Per- and polyfluoroalkyl substances, or PFAS, are a huge group of manmade chemicals that have been used in industry and in consumer products since the 1940s. Thanks to their incredibly strong carbon-fluorine bond, PFAS degrade quite slowly and resist heat, grease, and water making them seemingly perfect for cookware and popcorn bags, firefighting foam and textiles, and everything in between. Sounds too good to be true?
As climate change continues to increase the frequency of wildfire, flooding and devastating storms, the federal government is trying to face up to the challenge with adaptation objectives and targets that deliver some 70 actions against climate risk.
E&E News: Greenwire
The nation’s largest water lobbies are calling on the Biden administration to grant project developers a two-year reprieve from “Buy America” requirements — warning that failing to do so will put a chokehold on federal infrastructure dollars.
Advocates say the administration has so far remained mum.
A first-of-its-kind interactive map shows the sheer scale of the 2016 floods that devastated the Baton Rouge region.
The online tool, created after years of work by the Amite River Basin Commission, shows how the floods swamped land stretching across more than 67 miles, from as far north as the Mississippi state line to as far south as the swampy fringes of northern Convent, along La. 3125.

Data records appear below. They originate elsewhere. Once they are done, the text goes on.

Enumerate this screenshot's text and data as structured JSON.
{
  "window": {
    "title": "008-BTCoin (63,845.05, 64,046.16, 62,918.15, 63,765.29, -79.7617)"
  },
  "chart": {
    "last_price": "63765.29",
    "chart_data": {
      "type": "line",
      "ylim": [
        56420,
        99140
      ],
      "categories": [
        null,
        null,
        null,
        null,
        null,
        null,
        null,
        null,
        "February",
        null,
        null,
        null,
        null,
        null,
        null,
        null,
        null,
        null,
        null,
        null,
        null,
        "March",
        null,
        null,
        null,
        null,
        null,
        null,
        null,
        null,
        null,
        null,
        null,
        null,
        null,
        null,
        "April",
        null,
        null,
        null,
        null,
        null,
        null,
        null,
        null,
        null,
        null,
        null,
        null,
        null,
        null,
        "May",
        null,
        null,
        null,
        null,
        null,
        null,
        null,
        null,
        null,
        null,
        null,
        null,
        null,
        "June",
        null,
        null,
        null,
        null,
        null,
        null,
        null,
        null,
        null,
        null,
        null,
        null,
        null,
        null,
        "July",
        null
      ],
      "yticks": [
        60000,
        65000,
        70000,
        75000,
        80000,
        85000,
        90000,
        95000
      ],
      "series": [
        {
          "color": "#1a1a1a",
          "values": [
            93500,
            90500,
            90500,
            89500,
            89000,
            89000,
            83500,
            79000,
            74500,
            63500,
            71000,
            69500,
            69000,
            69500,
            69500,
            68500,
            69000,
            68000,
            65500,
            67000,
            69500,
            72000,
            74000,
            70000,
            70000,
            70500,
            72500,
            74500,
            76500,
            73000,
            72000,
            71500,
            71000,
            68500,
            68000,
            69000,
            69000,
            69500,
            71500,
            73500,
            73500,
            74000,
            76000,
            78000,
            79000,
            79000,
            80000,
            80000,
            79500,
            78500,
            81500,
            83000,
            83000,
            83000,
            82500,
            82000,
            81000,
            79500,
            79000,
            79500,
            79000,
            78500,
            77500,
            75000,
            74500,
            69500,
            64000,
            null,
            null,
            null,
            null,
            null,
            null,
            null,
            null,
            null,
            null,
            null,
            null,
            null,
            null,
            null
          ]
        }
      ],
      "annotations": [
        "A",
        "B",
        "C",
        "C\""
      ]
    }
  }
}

ISO’s new Net Zero Guidelines provide a common reference for collective efforts at the state, regional, city and organizational level.